Working data section start
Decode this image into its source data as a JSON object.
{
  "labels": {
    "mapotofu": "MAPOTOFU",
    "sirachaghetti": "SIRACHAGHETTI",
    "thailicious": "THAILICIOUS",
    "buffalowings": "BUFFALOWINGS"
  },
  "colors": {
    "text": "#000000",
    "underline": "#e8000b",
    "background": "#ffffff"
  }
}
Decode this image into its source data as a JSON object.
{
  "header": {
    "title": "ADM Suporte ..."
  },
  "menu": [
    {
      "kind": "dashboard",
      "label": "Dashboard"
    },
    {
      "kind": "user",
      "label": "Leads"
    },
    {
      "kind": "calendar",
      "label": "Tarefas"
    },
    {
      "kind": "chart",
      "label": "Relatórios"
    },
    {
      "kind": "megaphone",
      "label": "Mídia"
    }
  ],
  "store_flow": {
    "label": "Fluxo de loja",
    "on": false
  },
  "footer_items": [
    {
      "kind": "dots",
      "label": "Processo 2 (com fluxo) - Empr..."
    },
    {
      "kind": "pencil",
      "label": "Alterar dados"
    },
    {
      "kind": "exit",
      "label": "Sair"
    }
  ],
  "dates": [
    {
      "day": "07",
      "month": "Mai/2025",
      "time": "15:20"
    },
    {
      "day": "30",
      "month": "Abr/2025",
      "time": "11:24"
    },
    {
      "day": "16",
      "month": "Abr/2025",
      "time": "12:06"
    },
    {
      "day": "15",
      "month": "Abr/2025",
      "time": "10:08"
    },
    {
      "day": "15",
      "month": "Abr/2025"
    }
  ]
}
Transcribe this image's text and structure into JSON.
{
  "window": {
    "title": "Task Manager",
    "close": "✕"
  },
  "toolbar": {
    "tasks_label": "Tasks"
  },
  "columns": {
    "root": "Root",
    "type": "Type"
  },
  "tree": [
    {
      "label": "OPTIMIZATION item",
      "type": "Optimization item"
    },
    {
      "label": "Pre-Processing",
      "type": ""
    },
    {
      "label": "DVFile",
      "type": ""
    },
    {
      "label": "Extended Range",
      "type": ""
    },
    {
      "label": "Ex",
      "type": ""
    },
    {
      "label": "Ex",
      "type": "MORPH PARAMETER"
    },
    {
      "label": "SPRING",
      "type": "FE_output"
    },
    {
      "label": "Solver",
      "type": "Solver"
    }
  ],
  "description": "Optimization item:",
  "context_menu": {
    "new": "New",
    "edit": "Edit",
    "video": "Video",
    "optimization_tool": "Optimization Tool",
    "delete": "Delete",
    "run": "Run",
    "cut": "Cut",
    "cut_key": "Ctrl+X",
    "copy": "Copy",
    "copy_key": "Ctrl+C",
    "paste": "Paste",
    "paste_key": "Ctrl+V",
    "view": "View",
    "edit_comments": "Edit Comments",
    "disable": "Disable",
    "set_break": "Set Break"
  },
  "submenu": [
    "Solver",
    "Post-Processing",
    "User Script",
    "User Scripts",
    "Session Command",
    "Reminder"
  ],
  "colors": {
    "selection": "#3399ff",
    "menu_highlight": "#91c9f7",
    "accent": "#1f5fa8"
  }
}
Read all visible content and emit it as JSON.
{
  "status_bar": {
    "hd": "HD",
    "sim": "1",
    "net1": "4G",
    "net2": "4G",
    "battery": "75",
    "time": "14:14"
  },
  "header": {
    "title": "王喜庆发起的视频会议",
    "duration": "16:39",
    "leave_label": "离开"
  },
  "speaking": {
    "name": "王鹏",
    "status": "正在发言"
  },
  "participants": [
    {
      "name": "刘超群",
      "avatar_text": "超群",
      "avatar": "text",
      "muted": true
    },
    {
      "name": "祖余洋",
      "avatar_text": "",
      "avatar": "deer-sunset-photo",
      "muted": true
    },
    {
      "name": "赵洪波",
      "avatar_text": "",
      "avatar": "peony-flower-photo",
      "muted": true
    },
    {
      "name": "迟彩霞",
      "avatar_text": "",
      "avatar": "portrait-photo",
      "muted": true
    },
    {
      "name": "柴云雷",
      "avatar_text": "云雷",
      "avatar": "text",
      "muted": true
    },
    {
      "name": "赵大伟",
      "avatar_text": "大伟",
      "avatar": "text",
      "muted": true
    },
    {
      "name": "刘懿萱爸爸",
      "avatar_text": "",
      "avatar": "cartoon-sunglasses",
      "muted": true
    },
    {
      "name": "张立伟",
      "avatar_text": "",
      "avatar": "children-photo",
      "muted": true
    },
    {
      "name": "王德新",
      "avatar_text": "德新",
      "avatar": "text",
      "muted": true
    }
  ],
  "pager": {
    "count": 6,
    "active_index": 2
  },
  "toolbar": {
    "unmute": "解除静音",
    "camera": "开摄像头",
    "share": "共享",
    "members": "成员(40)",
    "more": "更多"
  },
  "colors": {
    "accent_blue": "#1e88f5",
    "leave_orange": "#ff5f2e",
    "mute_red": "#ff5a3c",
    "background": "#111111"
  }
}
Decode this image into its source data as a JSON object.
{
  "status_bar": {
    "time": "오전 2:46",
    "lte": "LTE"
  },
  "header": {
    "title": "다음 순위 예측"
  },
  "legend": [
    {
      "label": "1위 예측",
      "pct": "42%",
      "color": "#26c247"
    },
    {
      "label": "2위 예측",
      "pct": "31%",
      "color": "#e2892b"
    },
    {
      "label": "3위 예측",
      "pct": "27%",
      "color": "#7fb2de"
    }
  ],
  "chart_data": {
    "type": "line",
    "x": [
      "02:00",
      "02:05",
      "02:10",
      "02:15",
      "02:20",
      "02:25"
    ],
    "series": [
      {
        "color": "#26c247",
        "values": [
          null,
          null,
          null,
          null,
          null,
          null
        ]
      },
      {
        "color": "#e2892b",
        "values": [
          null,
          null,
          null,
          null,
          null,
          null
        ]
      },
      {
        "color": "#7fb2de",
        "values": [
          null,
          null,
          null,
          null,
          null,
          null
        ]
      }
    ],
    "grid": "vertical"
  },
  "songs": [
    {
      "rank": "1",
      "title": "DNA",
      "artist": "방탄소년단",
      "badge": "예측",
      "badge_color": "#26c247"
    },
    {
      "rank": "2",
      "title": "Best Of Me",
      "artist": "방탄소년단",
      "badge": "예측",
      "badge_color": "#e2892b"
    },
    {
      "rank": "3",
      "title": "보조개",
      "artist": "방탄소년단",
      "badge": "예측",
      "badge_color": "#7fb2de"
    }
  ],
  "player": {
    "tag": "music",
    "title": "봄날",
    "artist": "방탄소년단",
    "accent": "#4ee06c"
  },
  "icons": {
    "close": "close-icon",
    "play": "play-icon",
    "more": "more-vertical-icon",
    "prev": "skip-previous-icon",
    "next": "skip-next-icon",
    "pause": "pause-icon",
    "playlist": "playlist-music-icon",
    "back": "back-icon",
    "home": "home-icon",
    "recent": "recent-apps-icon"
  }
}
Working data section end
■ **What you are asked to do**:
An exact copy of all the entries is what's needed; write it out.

■ **Expected output**:
Decode this image into its source data as a JSON object.
{
  "labels": {
    "mapotofu": "MAPOTOFU",
    "sirachaghetti": "SIRACHAGHETTI",
    "thailicious": "THAILICIOUS",
    "buffalowings": "BUFFALOWINGS"
  },
  "colors": {
    "text": "#000000",
    "underline": "#e8000b",
    "background": "#ffffff"
  }
}
Decode this image into its source data as a JSON object.
{
  "header": {
    "title": "ADM Suporte ..."
  },
  "menu": [
    {
      "kind": "dashboard",
      "label": "Dashboard"
    },
    {
      "kind": "user",
      "label": "Leads"
    },
    {
      "kind": "calendar",
      "label": "Tarefas"
    },
    {
      "kind": "chart",
      "label": "Relatórios"
    },
    {
      "kind": "megaphone",
      "label": "Mídia"
    }
  ],
  "store_flow": {
    "label": "Fluxo de loja",
    "on": false
  },
  "footer_items": [
    {
      "kind": "dots",
      "label": "Processo 2 (com fluxo) - Empr..."
    },
    {
      "kind": "pencil",
      "label": "Alterar dados"
    },
    {
      "kind": "exit",
      "label": "Sair"
    }
  ],
  "dates": [
    {
      "day": "07",
      "month": "Mai/2025",
      "time": "15:20"
    },
    {
      "day": "30",
      "month": "Abr/2025",
      "time": "11:24"
    },
    {
      "day": "16",
      "month": "Abr/2025",
      "time": "12:06"
    },
    {
      "day": "15",
      "month": "Abr/2025",
      "time": "10:08"
    },
    {
      "day": "15",
      "month": "Abr/2025"
    }
  ]
}
Transcribe this image's text and structure into JSON.
{
  "window": {
    "title": "Task Manager",
    "close": "✕"
  },
  "toolbar": {
    "tasks_label": "Tasks"
  },
  "columns": {
    "root": "Root",
    "type": "Type"
  },
  "tree": [
    {
      "label": "OPTIMIZATION item",
      "type": "Optimization item"
    },
    {
      "label": "Pre-Processing",
      "type": ""
    },
    {
      "label": "DVFile",
      "type": ""
    },
    {
      "label": "Extended Range",
      "type": ""
    },
    {
      "label": "Ex",
      "type": ""
    },
    {
      "label": "Ex",
      "type": "MORPH PARAMETER"
    },
    {
      "label": "SPRING",
      "type": "FE_output"
    },
    {
      "label": "Solver",
      "type": "Solver"
    }
  ],
  "description": "Optimization item:",
  "context_menu": {
    "new": "New",
    "edit": "Edit",
    "video": "Video",
    "optimization_tool": "Optimization Tool",
    "delete": "Delete",
    "run": "Run",
    "cut": "Cut",
    "cut_key": "Ctrl+X",
    "copy": "Copy",
    "copy_key": "Ctrl+C",
    "paste": "Paste",
    "paste_key": "Ctrl+V",
    "view": "View",
    "edit_comments": "Edit Comments",
    "disable": "Disable",
    "set_break": "Set Break"
  },
  "submenu": [
    "Solver",
    "Post-Processing",
    "User Script",
    "User Scripts",
    "Session Command",
    "Reminder"
  ],
  "colors": {
    "selection": "#3399ff",
    "menu_highlight": "#91c9f7",
    "accent": "#1f5fa8"
  }
}
Read all visible content and emit it as JSON.
{
  "status_bar": {
    "hd": "HD",
    "sim": "1",
    "net1": "4G",
    "net2": "4G",
    "battery": "75",
    "time": "14:14"
  },
  "header": {
    "title": "王喜庆发起的视频会议",
    "duration": "16:39",
    "leave_label": "离开"
  },
  "speaking": {
    "name": "王鹏",
    "status": "正在发言"
  },
  "participants": [
    {
      "name": "刘超群",
      "avatar_text": "超群",
      "avatar": "text",
      "muted": true
    },
    {
      "name": "祖余洋",
      "avatar_text": "",
      "avatar": "deer-sunset-photo",
      "muted": true
    },
    {
      "name": "赵洪波",
      "avatar_text": "",
      "avatar": "peony-flower-photo",
      "muted": true
    },
    {
      "name": "迟彩霞",
      "avatar_text": "",
      "avatar": "portrait-photo",
      "muted": true
    },
    {
      "name": "柴云雷",
      "avatar_text": "云雷",
      "avatar": "text",
      "muted": true
    },
    {
      "name": "赵大伟",
      "avatar_text": "大伟",
      "avatar": "text",
      "muted": true
    },
    {
      "name": "刘懿萱爸爸",
      "avatar_text": "",
      "avatar": "cartoon-sunglasses",
      "muted": true
    },
    {
      "name": "张立伟",
      "avatar_text": "",
      "avatar": "children-photo",
      "muted": true
    },
    {
      "name": "王德新",
      "avatar_text": "德新",
      "avatar": "text",
      "muted": true
    }
  ],
  "pager": {
    "count": 6,
    "active_index": 2
  },
  "toolbar": {
    "unmute": "解除静音",
    "camera": "开摄像头",
    "share": "共享",
    "members": "成员(40)",
    "more": "更多"
  },
  "colors": {
    "accent_blue": "#1e88f5",
    "leave_orange": "#ff5f2e",
    "mute_red": "#ff5a3c",
    "background": "#111111"
  }
}
Decode this image into its source data as a JSON object.
{
  "status_bar": {
    "time": "오전 2:46",
    "lte": "LTE"
  },
  "header": {
    "title": "다음 순위 예측"
  },
  "legend": [
    {
      "label": "1위 예측",
      "pct": "42%",
      "color": "#26c247"
    },
    {
      "label": "2위 예측",
      "pct": "31%",
      "color": "#e2892b"
    },
    {
      "label": "3위 예측",
      "pct": "27%",
      "color": "#7fb2de"
    }
  ],
  "chart_data": {
    "type": "line",
    "x": [
      "02:00",
      "02:05",
      "02:10",
      "02:15",
      "02:20",
      "02:25"
    ],
    "series": [
      {
        "color": "#26c247",
        "values": [
          null,
          null,
          null,
          null,
          null,
          null
        ]
      },
      {
        "color": "#e2892b",
        "values": [
          null,
          null,
          null,
          null,
          null,
          null
        ]
      },
      {
        "color": "#7fb2de",
        "values": [
          null,
          null,
          null,
          null,
          null,
          null
        ]
      }
    ],
    "grid": "vertical"
  },
  "songs": [
    {
      "rank": "1",
      "title": "DNA",
      "artist": "방탄소년단",
      "badge": "예측",
      "badge_color": "#26c247"
    },
    {
      "rank": "2",
      "title": "Best Of Me",
      "artist": "방탄소년단",
      "badge": "예측",
      "badge_color": "#e2892b"
    },
    {
      "rank": "3",
      "title": "보조개",
      "artist": "방탄소년단",
      "badge": "예측",
      "badge_color": "#7fb2de"
    }
  ],
  "player": {
    "tag": "music",
    "title": "봄날",
    "artist": "방탄소년단",
    "accent": "#4ee06c"
  },
  "icons": {
    "close": "close-icon",
    "play": "play-icon",
    "more": "more-vertical-icon",
    "prev": "skip-previous-icon",
    "next": "skip-next-icon",
    "pause": "pause-icon",
    "playlist": "playlist-music-icon",
    "back": "back-icon",
    "home": "home-icon",
    "recent": "recent-apps-icon"
  }
}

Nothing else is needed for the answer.